Shirley also presented her own affidavit in which she stated that, after the bleachers gave way, a woman “who [she] had seen at every game before, sometimes keeping the scoreboard, came over to where [she] was and said[:] ‘You fell. They knew this was going to happen. It was supposed to be coned off.” ’ Shirley also stated in her affidavit that the bleachers were sitting on concrete and that she “had not noticed anything wrong with the bleachers before [she] sat down [and that she] had not seen any signs or warnings on the bleachers.”
In George v. United States, 735 F.Supp. 1524 (M.D.Ala.1990), the United States District Court for the Middle District of Alabama held that the owner of a public park was liable under § 35–15–24 for an attack by an alligator that had occurred at that public park based on the following evidence:
“The Forest Service officials admit that they had knowledge of the presence in the Open Pond Area of the 11–to–12–foot alligator which attacked Mr. George. The evidence showed that, of the 74 confirmed, nonfatal alligator attacks in the neighboring State of Florida, 53 were committed by alligators in excess of five feet in length․ Furthermore Forest Service officials admit that they had received several complaints concerning the alligator prior to the attack on Mr. George. Additionally, the Government admits that it neither posted signs warning of the alligator nor attempted to remove said alligator.”

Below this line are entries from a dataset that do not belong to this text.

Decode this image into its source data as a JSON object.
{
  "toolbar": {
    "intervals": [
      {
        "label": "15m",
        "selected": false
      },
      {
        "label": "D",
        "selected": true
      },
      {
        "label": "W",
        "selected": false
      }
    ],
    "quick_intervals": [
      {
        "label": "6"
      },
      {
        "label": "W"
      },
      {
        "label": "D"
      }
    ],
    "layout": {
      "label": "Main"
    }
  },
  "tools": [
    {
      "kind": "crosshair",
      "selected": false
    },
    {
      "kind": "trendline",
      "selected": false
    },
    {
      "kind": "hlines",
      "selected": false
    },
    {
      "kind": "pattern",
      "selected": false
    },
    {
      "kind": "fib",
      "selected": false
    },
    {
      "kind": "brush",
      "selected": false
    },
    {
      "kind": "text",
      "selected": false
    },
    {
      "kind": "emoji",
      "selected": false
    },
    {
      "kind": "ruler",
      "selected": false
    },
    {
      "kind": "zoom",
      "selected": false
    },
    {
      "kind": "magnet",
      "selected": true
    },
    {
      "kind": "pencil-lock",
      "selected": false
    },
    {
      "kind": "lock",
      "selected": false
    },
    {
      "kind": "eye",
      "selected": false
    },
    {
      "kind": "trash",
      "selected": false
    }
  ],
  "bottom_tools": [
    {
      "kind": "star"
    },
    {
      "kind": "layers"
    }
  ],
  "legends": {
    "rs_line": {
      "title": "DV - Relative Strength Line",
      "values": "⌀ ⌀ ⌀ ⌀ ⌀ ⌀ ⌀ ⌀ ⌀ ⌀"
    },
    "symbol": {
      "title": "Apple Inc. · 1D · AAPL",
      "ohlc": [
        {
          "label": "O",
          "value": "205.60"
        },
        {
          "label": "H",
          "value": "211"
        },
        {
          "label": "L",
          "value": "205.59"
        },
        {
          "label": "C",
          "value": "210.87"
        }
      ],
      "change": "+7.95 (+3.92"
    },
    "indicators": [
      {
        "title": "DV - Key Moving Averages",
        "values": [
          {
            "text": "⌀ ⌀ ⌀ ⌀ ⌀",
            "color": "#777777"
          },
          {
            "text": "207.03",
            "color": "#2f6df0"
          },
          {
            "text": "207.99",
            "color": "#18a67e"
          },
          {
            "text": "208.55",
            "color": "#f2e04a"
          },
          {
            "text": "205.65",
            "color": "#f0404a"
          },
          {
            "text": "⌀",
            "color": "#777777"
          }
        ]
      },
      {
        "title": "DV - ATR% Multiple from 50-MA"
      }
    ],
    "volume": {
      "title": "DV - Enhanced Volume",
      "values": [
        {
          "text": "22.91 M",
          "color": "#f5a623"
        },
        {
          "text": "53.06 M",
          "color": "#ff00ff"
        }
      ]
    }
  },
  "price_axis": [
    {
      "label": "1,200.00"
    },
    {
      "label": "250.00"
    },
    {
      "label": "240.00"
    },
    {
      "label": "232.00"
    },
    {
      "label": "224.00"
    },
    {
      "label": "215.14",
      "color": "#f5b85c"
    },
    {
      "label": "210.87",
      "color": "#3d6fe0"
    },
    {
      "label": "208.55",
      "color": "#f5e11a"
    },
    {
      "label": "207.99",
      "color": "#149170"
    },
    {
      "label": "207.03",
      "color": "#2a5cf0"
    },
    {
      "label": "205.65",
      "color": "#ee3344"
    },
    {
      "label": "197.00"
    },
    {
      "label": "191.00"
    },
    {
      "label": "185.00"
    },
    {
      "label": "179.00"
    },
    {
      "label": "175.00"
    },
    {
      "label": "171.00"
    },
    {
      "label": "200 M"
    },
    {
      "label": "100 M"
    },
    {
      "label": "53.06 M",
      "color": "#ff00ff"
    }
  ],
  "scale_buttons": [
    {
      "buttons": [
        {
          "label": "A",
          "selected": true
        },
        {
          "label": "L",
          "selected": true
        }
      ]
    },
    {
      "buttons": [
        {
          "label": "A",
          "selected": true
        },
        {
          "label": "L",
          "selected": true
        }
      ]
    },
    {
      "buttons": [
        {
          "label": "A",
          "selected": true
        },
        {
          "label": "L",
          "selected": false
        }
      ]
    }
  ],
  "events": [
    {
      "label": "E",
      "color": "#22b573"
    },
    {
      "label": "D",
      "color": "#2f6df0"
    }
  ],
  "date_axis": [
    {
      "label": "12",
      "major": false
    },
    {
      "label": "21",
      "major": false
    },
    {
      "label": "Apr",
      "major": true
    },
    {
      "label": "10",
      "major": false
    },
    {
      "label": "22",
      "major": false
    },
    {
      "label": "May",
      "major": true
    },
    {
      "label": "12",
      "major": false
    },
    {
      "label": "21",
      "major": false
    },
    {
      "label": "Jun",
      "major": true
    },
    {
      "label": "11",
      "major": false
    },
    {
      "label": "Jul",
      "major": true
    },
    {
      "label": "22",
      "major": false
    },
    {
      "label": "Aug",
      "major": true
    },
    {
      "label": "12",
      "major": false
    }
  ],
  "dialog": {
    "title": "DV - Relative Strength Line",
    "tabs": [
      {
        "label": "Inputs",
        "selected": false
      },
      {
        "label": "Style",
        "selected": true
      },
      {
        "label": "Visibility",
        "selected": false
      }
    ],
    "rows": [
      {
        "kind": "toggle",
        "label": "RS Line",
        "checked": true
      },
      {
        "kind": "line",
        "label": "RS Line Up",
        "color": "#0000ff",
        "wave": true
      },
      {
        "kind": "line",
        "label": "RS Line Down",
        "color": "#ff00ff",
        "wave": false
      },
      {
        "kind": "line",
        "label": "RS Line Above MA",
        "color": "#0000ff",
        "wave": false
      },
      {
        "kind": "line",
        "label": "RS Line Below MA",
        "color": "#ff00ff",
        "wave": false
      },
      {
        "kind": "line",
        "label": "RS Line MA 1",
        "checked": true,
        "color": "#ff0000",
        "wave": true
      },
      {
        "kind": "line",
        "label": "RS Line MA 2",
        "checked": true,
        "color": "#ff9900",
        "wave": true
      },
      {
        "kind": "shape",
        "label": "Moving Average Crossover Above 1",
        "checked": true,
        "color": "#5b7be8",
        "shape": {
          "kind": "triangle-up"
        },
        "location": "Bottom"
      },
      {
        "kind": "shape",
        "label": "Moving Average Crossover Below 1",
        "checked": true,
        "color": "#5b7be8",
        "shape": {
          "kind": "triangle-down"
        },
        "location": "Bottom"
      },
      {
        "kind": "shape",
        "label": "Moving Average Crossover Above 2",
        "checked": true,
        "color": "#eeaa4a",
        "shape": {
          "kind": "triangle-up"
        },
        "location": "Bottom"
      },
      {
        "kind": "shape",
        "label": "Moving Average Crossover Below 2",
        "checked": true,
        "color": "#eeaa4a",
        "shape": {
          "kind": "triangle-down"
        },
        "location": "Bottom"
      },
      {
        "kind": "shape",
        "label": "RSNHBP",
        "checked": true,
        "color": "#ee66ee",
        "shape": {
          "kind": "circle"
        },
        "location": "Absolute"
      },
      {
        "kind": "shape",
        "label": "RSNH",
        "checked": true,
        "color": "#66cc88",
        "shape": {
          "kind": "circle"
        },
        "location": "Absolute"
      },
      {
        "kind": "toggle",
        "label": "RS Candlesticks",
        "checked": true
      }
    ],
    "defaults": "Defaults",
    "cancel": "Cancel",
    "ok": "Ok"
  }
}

735 F.Supp. 1525–26.
We find the reasoning in George to be persuasive and the facts in George to be analogous to those in the present case. Similar to George, in the present case there was evidence presented indicating that PARA's officials had actual knowledge that the bleachers were in need of repair, that PARA's officials had “actual knowledge” that someone was likely to fall as a result of the condition of the bleachers and that a fall onto concrete from the bleachers presented “an unreasonable risk of death or serious bodily harm,” and that PARA's officials had failed to guard the bleachers or warn the persons using the bleachers. Although the facts in this case are disputed, as opposed to the facts in George, which were admitted, because we are reviewing a summary judgment, “we must review the evidence in the light most favorable to the nonmovant.” Dow, 897 So.2d at 1038. We therefore conclude that Shirley created a genuine issue of material fact regarding whether PARA fell within the parameters set forth in § 35–15–24.
Based on the foregoing, we reverse the summary judgment entered by the trial court and remand this cause for further proceedings consistent with this opinion.
MOTION TO STRIKE DENIED; REVERSED AND REMANDED.
1. PARA filed a motion on appeal to strike Shirley's brief to this court; that motion is denied. We note, however, that this court has considered only the evidence properly presented to the trial court and contained in the record on appeal. See Etherton v. City of Homewood, 700 So.2d 1374, 1378 (Ala.1997).
THOMPSON, P.J., and PITTMAN and THOMAS, JJ., concur. DONALDSON, J., recuses himself.